“We’re doing great and we really appreciate the fact that people are willing to make this sacrifice,” Steinberg said, referring to the stay-at-home health orders.
Both Fletcher and Steinberg emphasized that they do not want to see a second wave, something that the county officials are taking into consideration going forward.
“We would be throwing away all of the sacrifice that has been made and all of the effort that has been taken if we just went back to normal,” Fletcher said.
In late April, the county gave cities the power to decide if and when to reopen beaches. Since then, North County cities such as Encinitas and Oceanside have reopened their beaches under limited use restrictions while Del Mar, Solana Beaches and Carlsbad aim to reopen next week.
Fletcher said the supervisors are looking into lifting restrictions on boating next.
“We’re trying to move forward slowly and thoughtfully,” Fletcher said.
In regards to reopening businesses and the economy, Fletcher said the county is following a statewide order from Gov. Gavin Newsom.
On April 28, Newsom outlined his phased reopening plan to include four stages. California is currently in the first stage, which is following the stay-at-home and flattening the curve. The second stage involves lifting restrictions on some lower-risk workplaces like retail, manufacturing, offices and childcare centers.

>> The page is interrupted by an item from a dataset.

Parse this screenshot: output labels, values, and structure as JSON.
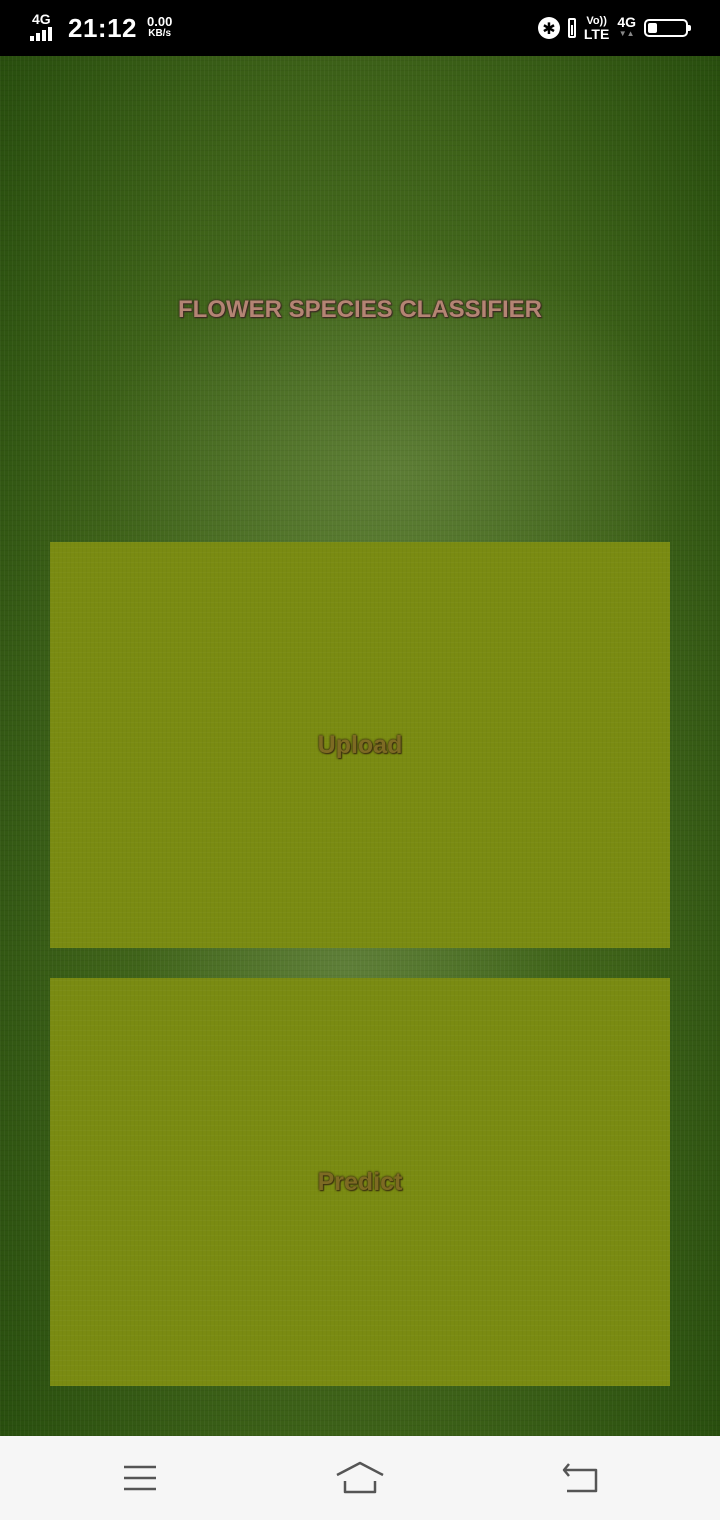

The third stage involves reopening personal care businesses like gyms, spas and salons; sports without live crowds; in-person religious services and movie theaters. This stage is “months away,” according to the governor.
The fourth stage would be the end of the stay-at-home order and would include reopening convention centers, sports with live crowds and concerts.

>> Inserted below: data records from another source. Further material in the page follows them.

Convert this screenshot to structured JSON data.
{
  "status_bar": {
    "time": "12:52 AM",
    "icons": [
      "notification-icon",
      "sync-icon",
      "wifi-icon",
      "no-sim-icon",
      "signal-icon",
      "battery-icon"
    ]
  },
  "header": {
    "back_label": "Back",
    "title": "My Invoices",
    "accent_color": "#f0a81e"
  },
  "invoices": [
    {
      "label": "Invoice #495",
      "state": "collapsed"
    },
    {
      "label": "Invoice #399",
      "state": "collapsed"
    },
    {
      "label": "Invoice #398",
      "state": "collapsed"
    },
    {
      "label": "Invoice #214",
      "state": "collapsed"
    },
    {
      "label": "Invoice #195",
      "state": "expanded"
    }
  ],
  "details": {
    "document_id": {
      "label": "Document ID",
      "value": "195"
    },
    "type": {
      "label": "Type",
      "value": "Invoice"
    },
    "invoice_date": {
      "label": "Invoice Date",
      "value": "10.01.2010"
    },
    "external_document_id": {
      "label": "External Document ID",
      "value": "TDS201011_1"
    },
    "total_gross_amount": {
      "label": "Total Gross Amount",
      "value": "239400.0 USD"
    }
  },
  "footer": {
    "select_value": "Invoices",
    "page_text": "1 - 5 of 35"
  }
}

Since the beginning of March, four bills addressing the public health and economic crises brought on by the COVID-19 pandemic have been signed into law.
One of those bills was the Coronavirus Aid, Relief and Economic Security (CARES) Act, a $2.2 trillion bill that provided economic assistance to workers, small businesses and state and local governments.

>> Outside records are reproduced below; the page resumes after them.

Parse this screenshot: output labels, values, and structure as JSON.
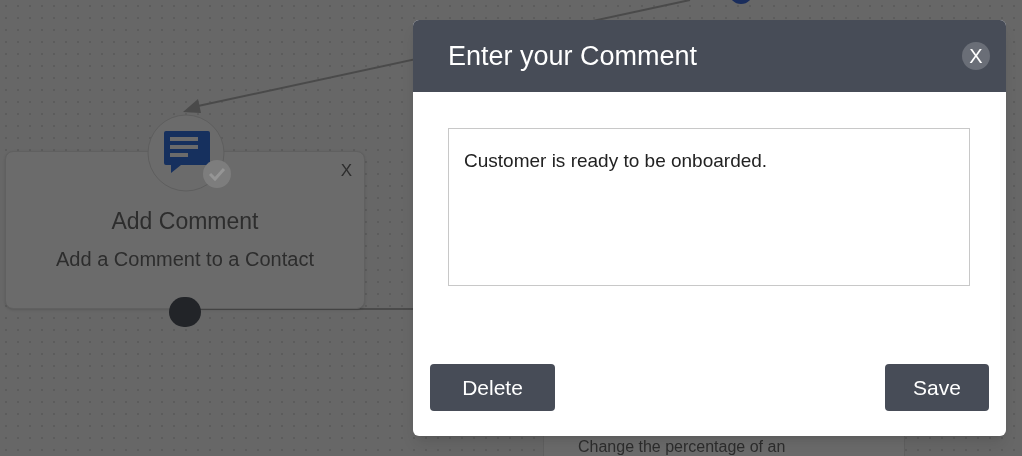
{
  "canvas": {
    "nodes": [
      {
        "kind": "action",
        "title": "Add Comment",
        "description": "Add a Comment to a Contact",
        "close": "X",
        "completed": true
      },
      {
        "kind": "partial",
        "description": "Change the percentage of an"
      }
    ]
  },
  "dialog": {
    "title": "Enter your Comment",
    "close": "X",
    "comment": {
      "value": "Customer is ready to be onboarded."
    },
    "buttons": [
      {
        "kind": "delete",
        "label": "Delete"
      },
      {
        "kind": "save",
        "label": "Save"
      }
    ]
  }
}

The Paycheck Protection Program (PPP), one of the responses to the pandemic, was originally allocated $349 billion for forgivable loans to small businesses but ran out of funds in less than two weeks. The Small Business Administration, which administers the PPP program, began accepting new applications for an additional $310 billion in forgivable loans to small businesses.
Of that amount, $60 billion has been set aside to be disbursed by small banks and community lenders to make sure smaller businesses are not cut out by larger companies and lenders.
Levin said the federal government is already discussing a “part two” of the CARES Act. The congressman wants to see local and state governments get more assistance to recover from loss of revenues, particularly cities with under 500,000 people like those in North County.
For now, Fletcher asks that San Diego County residents be patient.
“We are asking incredibly difficult things both around staying at home, around not having the normal access that we all love and enjoy to our beaches and parks… it’s having a tremendous impact on the economy, on mental health, on spiritual health and on physical health, but it is being done out of a desire to save lives,” Fletcher said. “It is done out of a desire to protect our way of life, to protect one another, so the sacrifices that have been made have been worth it.”